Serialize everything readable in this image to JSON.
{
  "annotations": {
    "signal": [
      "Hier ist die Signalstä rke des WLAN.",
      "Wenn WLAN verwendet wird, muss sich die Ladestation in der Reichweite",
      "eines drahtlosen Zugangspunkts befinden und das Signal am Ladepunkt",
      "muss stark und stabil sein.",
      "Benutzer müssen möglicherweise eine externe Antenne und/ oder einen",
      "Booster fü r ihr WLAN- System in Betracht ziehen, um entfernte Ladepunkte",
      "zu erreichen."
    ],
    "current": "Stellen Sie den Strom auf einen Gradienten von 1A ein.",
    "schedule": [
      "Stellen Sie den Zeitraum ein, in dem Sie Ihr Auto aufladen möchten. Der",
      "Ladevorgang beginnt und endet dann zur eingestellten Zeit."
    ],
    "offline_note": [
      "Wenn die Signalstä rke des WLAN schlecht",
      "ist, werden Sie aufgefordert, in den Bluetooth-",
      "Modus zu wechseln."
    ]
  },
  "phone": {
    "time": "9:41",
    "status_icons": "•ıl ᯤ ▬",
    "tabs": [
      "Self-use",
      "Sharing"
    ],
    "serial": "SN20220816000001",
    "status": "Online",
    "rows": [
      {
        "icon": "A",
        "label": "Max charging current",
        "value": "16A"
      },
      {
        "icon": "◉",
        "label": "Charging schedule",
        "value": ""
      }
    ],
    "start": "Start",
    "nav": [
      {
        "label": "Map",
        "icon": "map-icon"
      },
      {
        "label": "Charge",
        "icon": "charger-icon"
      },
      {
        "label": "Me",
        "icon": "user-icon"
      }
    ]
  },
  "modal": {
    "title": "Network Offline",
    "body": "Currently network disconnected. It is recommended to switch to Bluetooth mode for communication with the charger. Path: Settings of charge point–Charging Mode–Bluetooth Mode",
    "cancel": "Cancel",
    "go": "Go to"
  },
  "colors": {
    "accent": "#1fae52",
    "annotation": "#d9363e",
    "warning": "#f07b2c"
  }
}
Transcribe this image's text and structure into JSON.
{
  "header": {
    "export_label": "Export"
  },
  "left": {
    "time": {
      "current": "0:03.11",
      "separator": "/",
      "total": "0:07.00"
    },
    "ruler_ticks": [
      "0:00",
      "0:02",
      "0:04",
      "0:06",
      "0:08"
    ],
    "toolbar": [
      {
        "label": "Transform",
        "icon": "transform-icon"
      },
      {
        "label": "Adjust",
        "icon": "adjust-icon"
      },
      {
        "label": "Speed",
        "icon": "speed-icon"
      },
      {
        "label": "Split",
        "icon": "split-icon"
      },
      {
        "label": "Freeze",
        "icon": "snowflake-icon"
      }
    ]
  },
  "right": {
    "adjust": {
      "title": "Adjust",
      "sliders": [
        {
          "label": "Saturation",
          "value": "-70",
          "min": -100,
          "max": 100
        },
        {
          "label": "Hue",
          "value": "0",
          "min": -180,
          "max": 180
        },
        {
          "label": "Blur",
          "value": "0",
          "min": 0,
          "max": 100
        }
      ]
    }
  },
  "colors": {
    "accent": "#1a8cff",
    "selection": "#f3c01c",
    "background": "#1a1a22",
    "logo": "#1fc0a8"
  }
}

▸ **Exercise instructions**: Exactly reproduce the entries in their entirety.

▸ **Solution for this exercise**:
Serialize everything readable in this image to JSON.
{
  "annotations": {
    "signal": [
      "Hier ist die Signalstä rke des WLAN.",
      "Wenn WLAN verwendet wird, muss sich die Ladestation in der Reichweite",
      "eines drahtlosen Zugangspunkts befinden und das Signal am Ladepunkt",
      "muss stark und stabil sein.",
      "Benutzer müssen möglicherweise eine externe Antenne und/ oder einen",
      "Booster fü r ihr WLAN- System in Betracht ziehen, um entfernte Ladepunkte",
      "zu erreichen."
    ],
    "current": "Stellen Sie den Strom auf einen Gradienten von 1A ein.",
    "schedule": [
      "Stellen Sie den Zeitraum ein, in dem Sie Ihr Auto aufladen möchten. Der",
      "Ladevorgang beginnt und endet dann zur eingestellten Zeit."
    ],
    "offline_note": [
      "Wenn die Signalstä rke des WLAN schlecht",
      "ist, werden Sie aufgefordert, in den Bluetooth-",
      "Modus zu wechseln."
    ]
  },
  "phone": {
    "time": "9:41",
    "status_icons": "•ıl ᯤ ▬",
    "tabs": [
      "Self-use",
      "Sharing"
    ],
    "serial": "SN20220816000001",
    "status": "Online",
    "rows": [
      {
        "icon": "A",
        "label": "Max charging current",
        "value": "16A"
      },
      {
        "icon": "◉",
        "label": "Charging schedule",
        "value": ""
      }
    ],
    "start": "Start",
    "nav": [
      {
        "label": "Map",
        "icon": "map-icon"
      },
      {
        "label": "Charge",
        "icon": "charger-icon"
      },
      {
        "label": "Me",
        "icon": "user-icon"
      }
    ]
  },
  "modal": {
    "title": "Network Offline",
    "body": "Currently network disconnected. It is recommended to switch to Bluetooth mode for communication with the charger. Path: Settings of charge point–Charging Mode–Bluetooth Mode",
    "cancel": "Cancel",
    "go": "Go to"
  },
  "colors": {
    "accent": "#1fae52",
    "annotation": "#d9363e",
    "warning": "#f07b2c"
  }
}
Transcribe this image's text and structure into JSON.
{
  "header": {
    "export_label": "Export"
  },
  "left": {
    "time": {
      "current": "0:03.11",
      "separator": "/",
      "total": "0:07.00"
    },
    "ruler_ticks": [
      "0:00",
      "0:02",
      "0:04",
      "0:06",
      "0:08"
    ],
    "toolbar": [
      {
        "label": "Transform",
        "icon": "transform-icon"
      },
      {
        "label": "Adjust",
        "icon": "adjust-icon"
      },
      {
        "label": "Speed",
        "icon": "speed-icon"
      },
      {
        "label": "Split",
        "icon": "split-icon"
      },
      {
        "label": "Freeze",
        "icon": "snowflake-icon"
      }
    ]
  },
  "right": {
    "adjust": {
      "title": "Adjust",
      "sliders": [
        {
          "label": "Saturation",
          "value": "-70",
          "min": -100,
          "max": 100
        },
        {
          "label": "Hue",
          "value": "0",
          "min": -180,
          "max": 180
        },
        {
          "label": "Blur",
          "value": "0",
          "min": 0,
          "max": 100
        }
      ]
    }
  },
  "colors": {
    "accent": "#1a8cff",
    "selection": "#f3c01c",
    "background": "#1a1a22",
    "logo": "#1fc0a8"
  }
}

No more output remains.